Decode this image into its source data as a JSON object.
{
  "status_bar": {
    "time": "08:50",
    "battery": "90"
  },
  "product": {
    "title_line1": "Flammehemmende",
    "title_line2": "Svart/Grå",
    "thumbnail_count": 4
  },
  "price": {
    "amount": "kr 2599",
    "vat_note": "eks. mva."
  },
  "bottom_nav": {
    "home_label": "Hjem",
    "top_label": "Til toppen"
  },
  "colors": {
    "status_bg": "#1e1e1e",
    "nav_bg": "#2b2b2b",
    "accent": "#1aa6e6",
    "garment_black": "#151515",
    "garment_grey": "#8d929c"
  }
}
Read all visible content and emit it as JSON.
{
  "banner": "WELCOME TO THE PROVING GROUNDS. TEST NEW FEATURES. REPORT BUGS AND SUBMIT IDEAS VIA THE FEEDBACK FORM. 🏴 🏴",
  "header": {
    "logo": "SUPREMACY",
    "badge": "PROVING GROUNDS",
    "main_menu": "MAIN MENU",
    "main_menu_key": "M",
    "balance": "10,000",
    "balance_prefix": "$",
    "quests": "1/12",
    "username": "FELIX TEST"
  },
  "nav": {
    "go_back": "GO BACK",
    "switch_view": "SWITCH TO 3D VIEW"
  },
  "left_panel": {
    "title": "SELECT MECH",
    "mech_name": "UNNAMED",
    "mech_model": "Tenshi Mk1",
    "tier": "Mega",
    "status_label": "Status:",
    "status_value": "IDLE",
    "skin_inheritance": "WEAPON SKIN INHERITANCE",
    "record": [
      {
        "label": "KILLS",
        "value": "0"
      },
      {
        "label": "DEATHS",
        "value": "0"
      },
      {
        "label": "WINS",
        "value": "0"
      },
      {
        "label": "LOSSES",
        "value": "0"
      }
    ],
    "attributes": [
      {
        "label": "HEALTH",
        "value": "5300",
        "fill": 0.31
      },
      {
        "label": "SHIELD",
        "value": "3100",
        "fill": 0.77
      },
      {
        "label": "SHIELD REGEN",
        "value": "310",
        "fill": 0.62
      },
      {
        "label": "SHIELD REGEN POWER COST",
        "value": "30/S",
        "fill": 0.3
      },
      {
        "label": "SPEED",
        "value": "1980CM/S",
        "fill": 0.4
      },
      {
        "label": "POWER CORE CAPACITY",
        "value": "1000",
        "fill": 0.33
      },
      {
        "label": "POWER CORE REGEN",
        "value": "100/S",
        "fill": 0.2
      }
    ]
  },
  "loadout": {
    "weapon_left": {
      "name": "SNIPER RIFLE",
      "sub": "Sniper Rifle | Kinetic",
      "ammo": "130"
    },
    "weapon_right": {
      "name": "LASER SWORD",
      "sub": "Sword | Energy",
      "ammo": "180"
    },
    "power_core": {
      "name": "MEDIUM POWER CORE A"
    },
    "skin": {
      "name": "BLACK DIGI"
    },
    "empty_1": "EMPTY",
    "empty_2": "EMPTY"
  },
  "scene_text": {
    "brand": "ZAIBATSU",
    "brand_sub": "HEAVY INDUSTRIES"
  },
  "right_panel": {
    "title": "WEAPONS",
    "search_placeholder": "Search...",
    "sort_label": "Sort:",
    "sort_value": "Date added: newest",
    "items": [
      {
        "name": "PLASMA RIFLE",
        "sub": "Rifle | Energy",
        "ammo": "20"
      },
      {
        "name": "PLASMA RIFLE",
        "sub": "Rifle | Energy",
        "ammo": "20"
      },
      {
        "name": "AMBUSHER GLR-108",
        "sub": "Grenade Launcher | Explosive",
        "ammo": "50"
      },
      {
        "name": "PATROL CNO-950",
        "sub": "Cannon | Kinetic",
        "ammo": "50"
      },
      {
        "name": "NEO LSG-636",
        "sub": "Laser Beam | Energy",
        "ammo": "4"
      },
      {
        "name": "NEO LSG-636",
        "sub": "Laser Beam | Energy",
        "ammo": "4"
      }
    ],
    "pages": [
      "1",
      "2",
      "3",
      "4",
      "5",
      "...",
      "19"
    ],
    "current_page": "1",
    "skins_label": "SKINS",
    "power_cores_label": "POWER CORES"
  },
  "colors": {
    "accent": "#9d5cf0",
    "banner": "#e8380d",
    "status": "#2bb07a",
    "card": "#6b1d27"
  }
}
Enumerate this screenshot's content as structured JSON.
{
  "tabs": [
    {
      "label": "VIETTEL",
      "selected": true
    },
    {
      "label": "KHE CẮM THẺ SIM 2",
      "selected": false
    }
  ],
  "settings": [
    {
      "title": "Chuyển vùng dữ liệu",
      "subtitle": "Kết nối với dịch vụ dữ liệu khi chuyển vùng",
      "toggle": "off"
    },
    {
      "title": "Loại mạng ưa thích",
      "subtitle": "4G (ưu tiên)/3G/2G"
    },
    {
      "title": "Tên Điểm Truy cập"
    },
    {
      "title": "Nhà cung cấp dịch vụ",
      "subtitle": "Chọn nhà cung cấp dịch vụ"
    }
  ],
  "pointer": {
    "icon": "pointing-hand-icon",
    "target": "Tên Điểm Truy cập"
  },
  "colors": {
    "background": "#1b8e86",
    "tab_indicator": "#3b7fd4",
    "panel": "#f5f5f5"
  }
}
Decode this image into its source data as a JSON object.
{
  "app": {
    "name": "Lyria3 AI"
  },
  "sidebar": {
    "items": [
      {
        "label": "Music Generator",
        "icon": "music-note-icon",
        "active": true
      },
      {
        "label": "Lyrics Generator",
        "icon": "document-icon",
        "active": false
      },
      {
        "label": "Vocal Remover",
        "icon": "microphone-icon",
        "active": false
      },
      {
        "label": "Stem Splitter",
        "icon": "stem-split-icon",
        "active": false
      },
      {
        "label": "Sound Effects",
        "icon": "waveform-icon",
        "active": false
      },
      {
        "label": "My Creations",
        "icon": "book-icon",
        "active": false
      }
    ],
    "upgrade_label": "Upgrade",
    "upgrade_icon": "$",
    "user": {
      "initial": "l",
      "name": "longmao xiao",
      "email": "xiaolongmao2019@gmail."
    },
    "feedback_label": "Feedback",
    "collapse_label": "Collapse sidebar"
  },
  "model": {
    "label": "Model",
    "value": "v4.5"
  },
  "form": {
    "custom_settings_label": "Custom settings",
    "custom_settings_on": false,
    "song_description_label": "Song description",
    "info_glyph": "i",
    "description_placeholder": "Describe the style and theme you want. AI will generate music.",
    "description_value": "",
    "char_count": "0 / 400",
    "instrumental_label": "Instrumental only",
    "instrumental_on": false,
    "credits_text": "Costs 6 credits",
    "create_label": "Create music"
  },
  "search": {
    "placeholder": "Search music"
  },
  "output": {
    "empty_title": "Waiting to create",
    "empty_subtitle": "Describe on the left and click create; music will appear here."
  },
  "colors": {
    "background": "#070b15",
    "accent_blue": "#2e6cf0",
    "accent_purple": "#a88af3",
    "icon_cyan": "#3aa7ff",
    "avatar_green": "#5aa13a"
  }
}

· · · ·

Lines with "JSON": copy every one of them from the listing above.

Decode this image into its source data as a JSON object.
Read all visible content and emit it as JSON.
Enumerate this screenshot's content as structured JSON.
Decode this image into its source data as a JSON object.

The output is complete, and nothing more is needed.